Prosecution in youth cases too lenient
In Seattle only a year ago, a friendly street performer was beat to death by three unassociated and underage teens who, upon trial, were sentenced to only 72 weeks in juvenile detention because their ages kept them from being tried as adults. The brutal act appalled many Seattleites who were familiar with the “Tuba Man” Ed McMichael, but were more shocked by the leniency of the judge.
For many, this is an all too familiar situation: underage individuals committing crimes that would lock them up if they were a couple of years older, or even a few months. Yet, should there be a legalized limit of at what age a person can understand their actions? Surely American citizens do not simply gain a conscience on their eighteenth birthday.
Cultural stepping stones should not be used to determine whether an individual can be treated as an adult. Instead, it should be psychologically evaluated to determine a generalized, but flexible age that a citizen should be held accountable for the severity of their actions.
The age of adulthood in the United States is eighteen. However, the global standards of what constitutes adulthood are largely different. It is not just to assume that independent of age, teenagers lack the capacity to act and think as adults.
In developing countries with a lack of child labor laws and early marriage for females, the age of adulthood is understandably much earlier than ours, generally ranging from 12-14. However, in developed states, the minimum age of adulthood is 15-16.

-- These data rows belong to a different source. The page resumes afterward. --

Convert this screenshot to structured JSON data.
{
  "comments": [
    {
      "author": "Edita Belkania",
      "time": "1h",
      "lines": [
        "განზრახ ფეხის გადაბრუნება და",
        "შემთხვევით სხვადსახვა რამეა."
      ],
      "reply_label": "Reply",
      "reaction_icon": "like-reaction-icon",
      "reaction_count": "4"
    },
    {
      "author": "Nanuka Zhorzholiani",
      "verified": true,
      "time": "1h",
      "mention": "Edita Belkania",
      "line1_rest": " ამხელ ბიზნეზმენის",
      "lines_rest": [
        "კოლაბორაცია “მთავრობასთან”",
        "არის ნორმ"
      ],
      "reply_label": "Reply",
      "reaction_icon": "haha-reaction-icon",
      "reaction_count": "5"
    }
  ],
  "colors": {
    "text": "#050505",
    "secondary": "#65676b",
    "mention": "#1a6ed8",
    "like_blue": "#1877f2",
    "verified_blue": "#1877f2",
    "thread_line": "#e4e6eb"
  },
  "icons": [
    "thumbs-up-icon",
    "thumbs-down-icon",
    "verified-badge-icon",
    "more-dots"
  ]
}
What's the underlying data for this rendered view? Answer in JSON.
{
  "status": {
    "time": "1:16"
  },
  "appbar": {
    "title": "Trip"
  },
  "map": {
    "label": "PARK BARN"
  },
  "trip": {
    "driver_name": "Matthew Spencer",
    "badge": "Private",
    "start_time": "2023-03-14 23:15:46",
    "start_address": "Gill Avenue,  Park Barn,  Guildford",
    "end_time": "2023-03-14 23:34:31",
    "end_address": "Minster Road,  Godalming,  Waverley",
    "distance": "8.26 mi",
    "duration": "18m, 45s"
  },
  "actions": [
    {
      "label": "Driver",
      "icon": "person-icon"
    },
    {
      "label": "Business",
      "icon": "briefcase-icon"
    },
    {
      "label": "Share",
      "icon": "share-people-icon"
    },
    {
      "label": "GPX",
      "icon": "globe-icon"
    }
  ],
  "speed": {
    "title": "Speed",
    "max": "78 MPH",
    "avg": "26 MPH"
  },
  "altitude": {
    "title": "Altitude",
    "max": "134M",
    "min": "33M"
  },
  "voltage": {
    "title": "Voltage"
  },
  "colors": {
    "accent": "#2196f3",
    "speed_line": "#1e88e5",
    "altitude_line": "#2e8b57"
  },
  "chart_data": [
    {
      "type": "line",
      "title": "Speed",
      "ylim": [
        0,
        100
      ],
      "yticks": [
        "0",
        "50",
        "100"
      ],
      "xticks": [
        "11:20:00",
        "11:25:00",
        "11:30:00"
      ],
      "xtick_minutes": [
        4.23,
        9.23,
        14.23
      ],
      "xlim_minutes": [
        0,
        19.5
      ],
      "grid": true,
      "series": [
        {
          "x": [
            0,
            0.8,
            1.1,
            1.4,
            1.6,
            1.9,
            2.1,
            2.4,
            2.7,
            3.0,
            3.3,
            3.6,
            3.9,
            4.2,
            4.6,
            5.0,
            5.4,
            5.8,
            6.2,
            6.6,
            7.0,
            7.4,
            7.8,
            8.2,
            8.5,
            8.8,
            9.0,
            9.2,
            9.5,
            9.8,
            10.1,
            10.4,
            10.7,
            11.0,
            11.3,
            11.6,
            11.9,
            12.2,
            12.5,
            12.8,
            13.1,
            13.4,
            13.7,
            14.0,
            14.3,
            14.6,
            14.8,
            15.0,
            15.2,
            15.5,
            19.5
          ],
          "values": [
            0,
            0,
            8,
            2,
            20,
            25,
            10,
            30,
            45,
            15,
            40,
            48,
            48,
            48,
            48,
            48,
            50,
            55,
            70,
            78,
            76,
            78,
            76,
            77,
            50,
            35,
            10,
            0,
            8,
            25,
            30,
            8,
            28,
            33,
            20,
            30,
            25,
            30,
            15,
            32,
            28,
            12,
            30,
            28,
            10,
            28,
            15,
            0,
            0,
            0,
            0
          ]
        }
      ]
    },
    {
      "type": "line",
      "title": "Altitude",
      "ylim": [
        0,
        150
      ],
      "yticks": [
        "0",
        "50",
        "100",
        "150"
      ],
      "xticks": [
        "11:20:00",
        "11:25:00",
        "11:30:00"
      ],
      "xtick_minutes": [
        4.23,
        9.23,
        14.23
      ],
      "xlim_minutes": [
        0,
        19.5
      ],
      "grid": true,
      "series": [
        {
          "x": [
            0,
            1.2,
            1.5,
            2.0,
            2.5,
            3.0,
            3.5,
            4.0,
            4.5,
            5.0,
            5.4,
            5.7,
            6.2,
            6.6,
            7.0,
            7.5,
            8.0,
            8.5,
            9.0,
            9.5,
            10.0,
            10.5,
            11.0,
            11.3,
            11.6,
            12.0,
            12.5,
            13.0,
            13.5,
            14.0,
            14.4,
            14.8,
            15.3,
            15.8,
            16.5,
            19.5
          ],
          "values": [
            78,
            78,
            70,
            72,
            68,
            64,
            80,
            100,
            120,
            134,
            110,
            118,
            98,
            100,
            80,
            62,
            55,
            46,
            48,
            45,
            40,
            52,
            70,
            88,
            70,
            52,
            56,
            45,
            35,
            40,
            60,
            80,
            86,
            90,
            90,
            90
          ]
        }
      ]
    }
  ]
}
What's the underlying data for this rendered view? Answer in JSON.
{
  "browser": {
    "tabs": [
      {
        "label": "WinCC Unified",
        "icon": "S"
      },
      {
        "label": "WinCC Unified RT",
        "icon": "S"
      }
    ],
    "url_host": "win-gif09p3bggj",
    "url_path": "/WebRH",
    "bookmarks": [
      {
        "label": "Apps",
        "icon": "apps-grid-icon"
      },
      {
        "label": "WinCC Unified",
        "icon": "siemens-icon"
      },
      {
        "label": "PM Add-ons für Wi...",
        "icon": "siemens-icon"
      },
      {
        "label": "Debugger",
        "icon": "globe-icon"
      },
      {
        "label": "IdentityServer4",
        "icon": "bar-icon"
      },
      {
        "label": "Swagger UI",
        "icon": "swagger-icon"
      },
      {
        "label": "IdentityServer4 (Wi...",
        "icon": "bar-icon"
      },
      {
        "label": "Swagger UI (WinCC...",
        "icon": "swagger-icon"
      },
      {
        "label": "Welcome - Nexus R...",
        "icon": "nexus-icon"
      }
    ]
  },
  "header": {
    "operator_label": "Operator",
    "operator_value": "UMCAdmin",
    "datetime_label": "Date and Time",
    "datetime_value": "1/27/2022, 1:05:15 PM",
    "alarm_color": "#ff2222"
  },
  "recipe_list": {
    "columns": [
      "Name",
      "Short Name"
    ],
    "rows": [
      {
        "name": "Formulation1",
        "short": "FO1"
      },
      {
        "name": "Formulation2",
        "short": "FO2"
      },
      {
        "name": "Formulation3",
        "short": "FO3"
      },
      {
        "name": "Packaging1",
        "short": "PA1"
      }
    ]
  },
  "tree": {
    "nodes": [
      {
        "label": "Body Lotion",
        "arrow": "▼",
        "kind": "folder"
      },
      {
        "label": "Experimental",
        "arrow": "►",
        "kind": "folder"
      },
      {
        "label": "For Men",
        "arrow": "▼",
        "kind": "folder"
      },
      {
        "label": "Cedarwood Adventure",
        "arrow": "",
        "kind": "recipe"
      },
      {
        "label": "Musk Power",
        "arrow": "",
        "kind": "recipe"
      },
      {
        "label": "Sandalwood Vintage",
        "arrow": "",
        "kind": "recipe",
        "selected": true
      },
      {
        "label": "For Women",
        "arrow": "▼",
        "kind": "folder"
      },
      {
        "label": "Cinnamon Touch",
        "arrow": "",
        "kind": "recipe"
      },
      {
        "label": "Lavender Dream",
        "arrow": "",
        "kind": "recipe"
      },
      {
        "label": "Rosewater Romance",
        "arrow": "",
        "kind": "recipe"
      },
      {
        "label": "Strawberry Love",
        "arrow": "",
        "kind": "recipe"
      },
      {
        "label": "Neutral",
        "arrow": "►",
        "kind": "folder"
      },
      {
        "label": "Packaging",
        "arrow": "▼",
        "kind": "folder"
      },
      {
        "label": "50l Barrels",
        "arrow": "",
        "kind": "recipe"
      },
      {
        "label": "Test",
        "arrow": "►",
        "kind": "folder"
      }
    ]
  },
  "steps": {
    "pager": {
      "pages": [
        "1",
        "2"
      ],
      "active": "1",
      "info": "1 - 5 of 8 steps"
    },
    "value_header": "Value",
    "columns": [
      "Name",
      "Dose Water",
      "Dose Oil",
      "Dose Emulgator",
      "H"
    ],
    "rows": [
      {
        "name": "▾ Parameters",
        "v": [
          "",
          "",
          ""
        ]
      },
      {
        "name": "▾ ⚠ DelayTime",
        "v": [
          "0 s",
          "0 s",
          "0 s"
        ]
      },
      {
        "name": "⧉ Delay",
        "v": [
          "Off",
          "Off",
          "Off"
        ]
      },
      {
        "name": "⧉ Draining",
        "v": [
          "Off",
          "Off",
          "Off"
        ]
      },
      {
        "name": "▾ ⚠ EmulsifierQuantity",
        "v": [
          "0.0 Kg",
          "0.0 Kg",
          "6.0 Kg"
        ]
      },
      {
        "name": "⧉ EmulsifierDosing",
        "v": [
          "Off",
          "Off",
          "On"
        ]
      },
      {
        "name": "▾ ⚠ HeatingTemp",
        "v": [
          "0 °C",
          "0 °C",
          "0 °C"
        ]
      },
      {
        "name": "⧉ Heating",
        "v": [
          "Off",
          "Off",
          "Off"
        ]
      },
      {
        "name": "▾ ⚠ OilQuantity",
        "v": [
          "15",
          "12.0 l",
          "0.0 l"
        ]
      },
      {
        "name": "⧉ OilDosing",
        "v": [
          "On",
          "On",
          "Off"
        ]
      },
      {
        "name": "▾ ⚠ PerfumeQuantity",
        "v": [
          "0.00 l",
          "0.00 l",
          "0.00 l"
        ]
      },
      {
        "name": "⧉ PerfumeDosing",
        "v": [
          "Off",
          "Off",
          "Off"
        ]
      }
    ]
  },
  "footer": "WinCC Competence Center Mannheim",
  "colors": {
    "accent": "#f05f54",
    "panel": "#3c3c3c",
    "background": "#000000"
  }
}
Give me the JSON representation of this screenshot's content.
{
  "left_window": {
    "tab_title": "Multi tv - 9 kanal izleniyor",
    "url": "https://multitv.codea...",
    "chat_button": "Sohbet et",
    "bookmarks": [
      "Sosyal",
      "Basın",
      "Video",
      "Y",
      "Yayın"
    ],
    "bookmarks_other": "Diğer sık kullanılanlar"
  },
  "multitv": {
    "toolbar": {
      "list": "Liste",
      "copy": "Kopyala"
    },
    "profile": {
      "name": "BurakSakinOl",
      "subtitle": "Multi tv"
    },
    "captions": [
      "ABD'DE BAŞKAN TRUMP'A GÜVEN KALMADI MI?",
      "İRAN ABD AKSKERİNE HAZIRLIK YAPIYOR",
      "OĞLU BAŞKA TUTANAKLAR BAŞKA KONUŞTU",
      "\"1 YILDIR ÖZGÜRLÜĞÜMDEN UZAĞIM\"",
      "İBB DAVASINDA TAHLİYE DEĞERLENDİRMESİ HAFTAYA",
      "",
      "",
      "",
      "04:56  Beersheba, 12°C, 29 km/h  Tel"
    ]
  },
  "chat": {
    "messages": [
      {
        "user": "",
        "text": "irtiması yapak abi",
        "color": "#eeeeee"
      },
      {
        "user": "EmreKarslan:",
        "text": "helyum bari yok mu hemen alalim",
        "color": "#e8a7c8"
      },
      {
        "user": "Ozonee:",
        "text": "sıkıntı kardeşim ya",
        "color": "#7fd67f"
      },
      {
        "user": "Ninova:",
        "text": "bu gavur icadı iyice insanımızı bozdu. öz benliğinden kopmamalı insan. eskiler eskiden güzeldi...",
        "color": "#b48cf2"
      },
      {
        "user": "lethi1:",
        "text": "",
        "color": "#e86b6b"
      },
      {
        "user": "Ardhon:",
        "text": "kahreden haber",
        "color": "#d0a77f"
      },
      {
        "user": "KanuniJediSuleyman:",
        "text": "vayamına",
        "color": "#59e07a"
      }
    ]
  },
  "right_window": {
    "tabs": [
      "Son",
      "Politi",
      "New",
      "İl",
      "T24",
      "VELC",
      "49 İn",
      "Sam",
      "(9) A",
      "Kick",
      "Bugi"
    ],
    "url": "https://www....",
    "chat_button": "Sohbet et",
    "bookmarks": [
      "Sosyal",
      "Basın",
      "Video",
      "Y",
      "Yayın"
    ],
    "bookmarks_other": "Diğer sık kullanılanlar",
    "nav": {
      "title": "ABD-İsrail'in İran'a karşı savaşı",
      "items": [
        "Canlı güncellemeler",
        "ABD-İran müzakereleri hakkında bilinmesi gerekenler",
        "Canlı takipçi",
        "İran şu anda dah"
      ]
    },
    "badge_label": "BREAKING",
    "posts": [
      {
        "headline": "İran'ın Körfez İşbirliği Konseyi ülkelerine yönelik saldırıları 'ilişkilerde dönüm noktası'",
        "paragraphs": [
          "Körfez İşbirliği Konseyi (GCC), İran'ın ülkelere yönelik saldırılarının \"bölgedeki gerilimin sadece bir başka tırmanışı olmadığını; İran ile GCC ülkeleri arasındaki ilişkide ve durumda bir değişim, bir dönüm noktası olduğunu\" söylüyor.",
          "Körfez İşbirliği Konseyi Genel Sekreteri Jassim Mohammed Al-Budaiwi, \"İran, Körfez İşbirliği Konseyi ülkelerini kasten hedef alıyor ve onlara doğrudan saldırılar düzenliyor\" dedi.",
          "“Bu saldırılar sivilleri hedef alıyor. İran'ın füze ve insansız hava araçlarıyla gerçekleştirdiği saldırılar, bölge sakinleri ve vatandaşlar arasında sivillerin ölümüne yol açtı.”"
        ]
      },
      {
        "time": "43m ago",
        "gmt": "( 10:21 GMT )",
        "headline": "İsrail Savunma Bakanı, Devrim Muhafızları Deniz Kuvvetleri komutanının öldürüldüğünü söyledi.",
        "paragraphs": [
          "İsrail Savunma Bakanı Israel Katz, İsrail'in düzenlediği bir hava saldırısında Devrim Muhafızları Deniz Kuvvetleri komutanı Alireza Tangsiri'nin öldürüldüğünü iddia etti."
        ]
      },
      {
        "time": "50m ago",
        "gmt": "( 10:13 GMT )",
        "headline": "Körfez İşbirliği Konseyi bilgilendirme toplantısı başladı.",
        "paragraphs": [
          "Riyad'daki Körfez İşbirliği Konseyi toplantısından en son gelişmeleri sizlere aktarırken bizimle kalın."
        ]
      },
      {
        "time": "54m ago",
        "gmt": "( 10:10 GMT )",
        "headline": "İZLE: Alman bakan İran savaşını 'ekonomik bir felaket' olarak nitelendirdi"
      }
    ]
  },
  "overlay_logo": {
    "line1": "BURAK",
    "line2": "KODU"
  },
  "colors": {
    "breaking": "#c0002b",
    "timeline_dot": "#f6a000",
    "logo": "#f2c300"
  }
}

Various factors legally determine “adulthood:” the right to marry, to vote, to enter military service, to drive, and to purchase and consume alcohol. In the United States, 16-year-old citizens may maneuver 4000lbs of steel around on busy streets and highways, yet they are not mature enough to rent a car until 25. Not to mention our ludicrous drinking age.
None of these factors justify being an adult, or being tried as an adult. That is a psychological issue that should be considered as such, instead of the legal ability to purchase alcohol.
By their teens, humans understand doubt, shame and guilt, all sensations felt after committing an atrocious crime. Unless the individual is psychologically unwell, as is often considered in adult cases, they inevitably experience these emotions.
Psychologist Erik Erikson developed typologies for stages of psychosocial development, stating that in the first year and a half of a child’s life it learns to trust or mistrust. Between one and three years old, a child experiences shame and doubt, and from roughly three to six years of age, a child learns guilt.
Erikson’s work claims that 6-year-olds understand that their actions have consequences, which is hard to deny when children are seen to be evading punishment after doing something wrong or openly expressing guilt after causing trouble.
If a child learns shame, doubt and guilt by the time he or she is six, then the ability to foresee consequences should be present by the teenage years.
A year after murdering Ed McMichael, one of the teens turned 18 and committed a robbery, for which he was treated and punished as an adult. A mild crime received full penalty in the adult world, while the teen’s earlier case of manslaughter simply got him a little over a year in juvenile detention. Supposedly, the teen was not mature enough at 17 years old to be guilty of murder, but a year later was fully convicted of robbery.
Even more than merely serving justice we must consider those who are targeted by the misled actions of teenagers. Ed McMichael’s murder is no less significant because the murderer was not an adult. It is almost more ludicrous that he could die at the hands of someone so young.
The prosecution of youth needs to be reevaluated, analyzing the psychological maturity of a suspect and holding them accountable for their illegal and violent actions.